Houston Casualty Co. and National Specialty Insurance Co. asked the Eleventh Circuit to sustain U.S. District Judge Marcia G. Cooke ruling that they have no duty to defend or protect Direct General, arguing that she correctly held that some pre-policy claims against Direct General regarding PIP benefits were claims for wrongful acts, and that the pre-policy claims came from the same conduct as post-policy lawsuits such that they all constituted a single claim and were omitted from coverage.

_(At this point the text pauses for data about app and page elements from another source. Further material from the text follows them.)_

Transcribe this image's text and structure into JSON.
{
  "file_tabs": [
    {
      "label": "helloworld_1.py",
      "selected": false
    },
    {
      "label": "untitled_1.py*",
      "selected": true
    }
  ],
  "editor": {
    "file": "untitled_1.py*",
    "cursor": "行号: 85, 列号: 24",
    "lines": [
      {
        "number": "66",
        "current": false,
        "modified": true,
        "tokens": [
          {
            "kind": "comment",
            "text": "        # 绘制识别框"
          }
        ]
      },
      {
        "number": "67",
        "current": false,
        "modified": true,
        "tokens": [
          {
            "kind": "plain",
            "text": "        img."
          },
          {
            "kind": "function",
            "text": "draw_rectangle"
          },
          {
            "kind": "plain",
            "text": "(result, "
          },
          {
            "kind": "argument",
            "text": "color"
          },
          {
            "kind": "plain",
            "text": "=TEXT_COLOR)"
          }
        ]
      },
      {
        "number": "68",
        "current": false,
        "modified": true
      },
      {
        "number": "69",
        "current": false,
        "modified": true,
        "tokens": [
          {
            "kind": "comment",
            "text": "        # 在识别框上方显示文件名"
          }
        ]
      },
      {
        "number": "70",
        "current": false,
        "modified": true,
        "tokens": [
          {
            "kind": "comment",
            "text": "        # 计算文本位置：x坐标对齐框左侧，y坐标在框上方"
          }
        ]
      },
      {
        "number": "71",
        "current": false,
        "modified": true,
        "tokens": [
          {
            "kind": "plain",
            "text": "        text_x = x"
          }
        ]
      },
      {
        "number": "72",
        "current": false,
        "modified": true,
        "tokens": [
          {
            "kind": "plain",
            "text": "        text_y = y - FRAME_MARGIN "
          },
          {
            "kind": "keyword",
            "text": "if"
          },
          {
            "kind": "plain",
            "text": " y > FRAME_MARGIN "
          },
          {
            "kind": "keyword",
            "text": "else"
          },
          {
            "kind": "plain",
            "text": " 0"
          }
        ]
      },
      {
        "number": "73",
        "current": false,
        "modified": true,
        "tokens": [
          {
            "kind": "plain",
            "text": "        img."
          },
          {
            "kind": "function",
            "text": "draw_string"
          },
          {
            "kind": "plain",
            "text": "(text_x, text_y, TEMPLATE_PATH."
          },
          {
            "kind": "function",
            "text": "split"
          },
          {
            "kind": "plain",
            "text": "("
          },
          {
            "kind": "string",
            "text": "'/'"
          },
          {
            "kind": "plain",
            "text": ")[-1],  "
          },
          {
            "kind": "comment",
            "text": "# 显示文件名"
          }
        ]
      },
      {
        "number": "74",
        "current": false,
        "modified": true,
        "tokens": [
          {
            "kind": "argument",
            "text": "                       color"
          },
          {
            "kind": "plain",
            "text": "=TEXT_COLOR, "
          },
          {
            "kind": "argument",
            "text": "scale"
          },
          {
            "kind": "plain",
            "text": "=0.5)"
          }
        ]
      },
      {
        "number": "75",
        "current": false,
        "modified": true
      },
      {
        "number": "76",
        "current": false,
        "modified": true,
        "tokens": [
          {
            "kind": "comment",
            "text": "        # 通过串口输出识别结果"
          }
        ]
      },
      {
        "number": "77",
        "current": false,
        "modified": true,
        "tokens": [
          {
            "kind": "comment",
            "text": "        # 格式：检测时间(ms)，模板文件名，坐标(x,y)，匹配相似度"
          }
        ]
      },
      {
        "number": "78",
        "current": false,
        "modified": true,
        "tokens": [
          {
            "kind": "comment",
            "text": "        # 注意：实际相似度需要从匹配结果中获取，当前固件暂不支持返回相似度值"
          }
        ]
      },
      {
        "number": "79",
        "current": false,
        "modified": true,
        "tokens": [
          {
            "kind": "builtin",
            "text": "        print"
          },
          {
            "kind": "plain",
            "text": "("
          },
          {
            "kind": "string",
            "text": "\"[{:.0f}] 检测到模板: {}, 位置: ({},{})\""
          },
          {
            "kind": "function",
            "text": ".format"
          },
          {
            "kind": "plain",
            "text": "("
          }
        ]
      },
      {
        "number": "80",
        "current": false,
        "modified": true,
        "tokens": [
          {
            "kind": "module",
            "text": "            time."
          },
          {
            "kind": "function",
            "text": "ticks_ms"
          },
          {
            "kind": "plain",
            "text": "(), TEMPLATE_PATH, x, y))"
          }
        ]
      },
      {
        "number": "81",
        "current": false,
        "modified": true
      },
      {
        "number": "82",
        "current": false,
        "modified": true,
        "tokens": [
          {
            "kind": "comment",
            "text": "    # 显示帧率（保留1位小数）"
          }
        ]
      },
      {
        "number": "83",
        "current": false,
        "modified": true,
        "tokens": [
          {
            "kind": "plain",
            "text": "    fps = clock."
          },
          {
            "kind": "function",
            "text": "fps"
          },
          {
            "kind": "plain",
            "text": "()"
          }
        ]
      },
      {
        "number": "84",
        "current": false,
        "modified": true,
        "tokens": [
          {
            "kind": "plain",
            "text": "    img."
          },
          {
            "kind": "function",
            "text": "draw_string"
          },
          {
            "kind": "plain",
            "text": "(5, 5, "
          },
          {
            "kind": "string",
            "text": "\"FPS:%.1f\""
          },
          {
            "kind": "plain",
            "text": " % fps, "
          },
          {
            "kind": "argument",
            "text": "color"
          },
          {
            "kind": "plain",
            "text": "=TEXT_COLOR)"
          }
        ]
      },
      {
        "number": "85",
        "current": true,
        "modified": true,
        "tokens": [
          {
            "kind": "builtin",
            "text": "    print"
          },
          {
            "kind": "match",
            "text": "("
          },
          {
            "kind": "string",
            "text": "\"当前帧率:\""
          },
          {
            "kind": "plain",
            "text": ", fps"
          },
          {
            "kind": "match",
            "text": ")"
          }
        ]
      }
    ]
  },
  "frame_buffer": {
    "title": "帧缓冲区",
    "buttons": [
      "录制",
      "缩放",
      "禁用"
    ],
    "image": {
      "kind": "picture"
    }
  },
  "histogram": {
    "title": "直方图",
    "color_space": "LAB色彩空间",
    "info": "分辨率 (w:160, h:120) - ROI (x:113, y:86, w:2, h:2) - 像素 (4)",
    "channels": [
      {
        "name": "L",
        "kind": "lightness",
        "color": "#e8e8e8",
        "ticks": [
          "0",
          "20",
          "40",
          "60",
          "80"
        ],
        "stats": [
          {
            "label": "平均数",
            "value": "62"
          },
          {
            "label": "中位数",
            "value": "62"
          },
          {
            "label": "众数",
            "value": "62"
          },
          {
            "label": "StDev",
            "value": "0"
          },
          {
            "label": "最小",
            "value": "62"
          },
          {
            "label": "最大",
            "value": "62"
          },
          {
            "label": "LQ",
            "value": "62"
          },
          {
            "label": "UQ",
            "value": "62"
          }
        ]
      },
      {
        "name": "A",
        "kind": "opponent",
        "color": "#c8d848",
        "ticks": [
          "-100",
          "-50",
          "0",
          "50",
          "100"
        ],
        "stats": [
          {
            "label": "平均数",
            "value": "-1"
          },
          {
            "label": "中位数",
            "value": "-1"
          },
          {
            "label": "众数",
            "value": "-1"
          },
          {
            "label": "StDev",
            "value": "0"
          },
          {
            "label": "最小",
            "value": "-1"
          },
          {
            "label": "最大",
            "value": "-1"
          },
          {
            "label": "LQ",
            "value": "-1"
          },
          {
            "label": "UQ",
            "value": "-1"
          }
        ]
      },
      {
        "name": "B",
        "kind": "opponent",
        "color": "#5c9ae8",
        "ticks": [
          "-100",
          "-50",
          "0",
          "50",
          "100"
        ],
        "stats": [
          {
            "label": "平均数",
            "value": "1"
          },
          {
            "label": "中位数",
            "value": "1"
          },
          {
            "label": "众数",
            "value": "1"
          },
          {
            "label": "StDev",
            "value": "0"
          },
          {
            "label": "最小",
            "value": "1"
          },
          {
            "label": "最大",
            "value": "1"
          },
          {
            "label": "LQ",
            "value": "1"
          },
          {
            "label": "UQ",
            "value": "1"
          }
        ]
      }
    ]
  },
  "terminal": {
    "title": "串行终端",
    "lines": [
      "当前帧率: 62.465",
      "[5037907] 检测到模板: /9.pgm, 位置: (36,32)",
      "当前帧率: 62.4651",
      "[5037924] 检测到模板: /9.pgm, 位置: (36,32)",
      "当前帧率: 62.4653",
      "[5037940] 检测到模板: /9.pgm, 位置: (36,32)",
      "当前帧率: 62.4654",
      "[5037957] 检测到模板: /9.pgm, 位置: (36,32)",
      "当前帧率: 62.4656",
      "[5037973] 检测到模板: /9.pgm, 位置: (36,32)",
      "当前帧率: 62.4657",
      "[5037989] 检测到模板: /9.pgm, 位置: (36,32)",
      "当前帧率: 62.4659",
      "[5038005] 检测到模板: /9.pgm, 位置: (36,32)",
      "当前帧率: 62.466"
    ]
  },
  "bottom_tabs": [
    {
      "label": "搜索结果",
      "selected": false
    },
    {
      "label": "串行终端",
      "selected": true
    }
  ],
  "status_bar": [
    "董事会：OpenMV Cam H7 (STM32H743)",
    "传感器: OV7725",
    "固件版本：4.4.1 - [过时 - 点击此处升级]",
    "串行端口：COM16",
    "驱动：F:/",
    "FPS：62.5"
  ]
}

Last month, Allstate filed a brief with the Florida Supreme Court seeking the high court to overturn an August ruling by the 4th District Court of Appeal. In the underlying appellate action, Allstate was in a dispute regarding No-Fault or Personal Injury Protection benefits. The case involved 32 consolidated cases and dealt with the question of whether the Allstate policies would reimburse the physicians under a fee schedule based on the Medicare reimbursement rates. The medical providers argued that the Allstate policies were "ambiguous". The 4th District Court of Appeal agreed and ruled in favor of the medical providers. In Allstate's brief filed with the Florida Supreme Court, Allstate points to a ruling out of the 1st District Court of Appeal (our district in the panhandle) that they believe entitles them to use the Medicare fee schedule as a basis for reimbursement.
In order to register your Florida automobile, you must meet minimal insurance requirements. The requirements are as follows: (1) $10,000.00 of Personal Injury Protection ("PIP") and (2) $10,000 of property damage liability.
A Federal Court has agreed to hear a case where several plaintiffs allege a chain of hospitals, HCA Holdings Inc., overcharged patients' personal insurance protection (PIP) at several HCA-run Florida hospitals by charging up to 65 times what Medicare pays. In the appeal, the plaintiffs challenge a Judge's decision which took away the class action and allowed only one of the plaintiffs to go forward with her claims against a single hospital.
Since the laws governing personal-injury protection were reformed, the number of car accidents staged in Florida so an insurance claim could be filed has fallen by more than half, according to the statistics. The nonprofit National Insurance Crime Bureau stated they completed a study which reports that PIP claims involving accidents that appear to have been intentionally caused fell from 712 in 2012 to 328 last year. Overall, questionable PIP claims filed in Florida dropped by nearly 8 percent in a year, reported the bureau. Joe Wehrle, the bureau's president told the Sun-Sentinel that his company was encouraged by the decline in questionable claims but they still had a long way to go to stop the staged claims. According to Mr. Wehrle, Florida remains a hotbed for fraudulent activity. The 2012 law requires those involved in vehicle crashes to seek treatment within 14 days and limits non-emergency medical claims to $2,500. The law also established stronger penalties for medical providers who commit PIP fraud, including a five-year license suspension and a 10-year restriction from PIP reimbursement. Two insurance groups here in Florida thinks the study shows the law is helping cut abuse that they claim drive up premium costs. Two insurance groups said Monday that the study shows the law is helping cut abuse that drives up premium costs. Premiums for PIP coverage are projected to drop by an average of 13.2 percent, based upon on a review of 20 insurers that provide coverage for more than 75 percent of the Florida market, the Florida Office of Insurance Regulation said in January.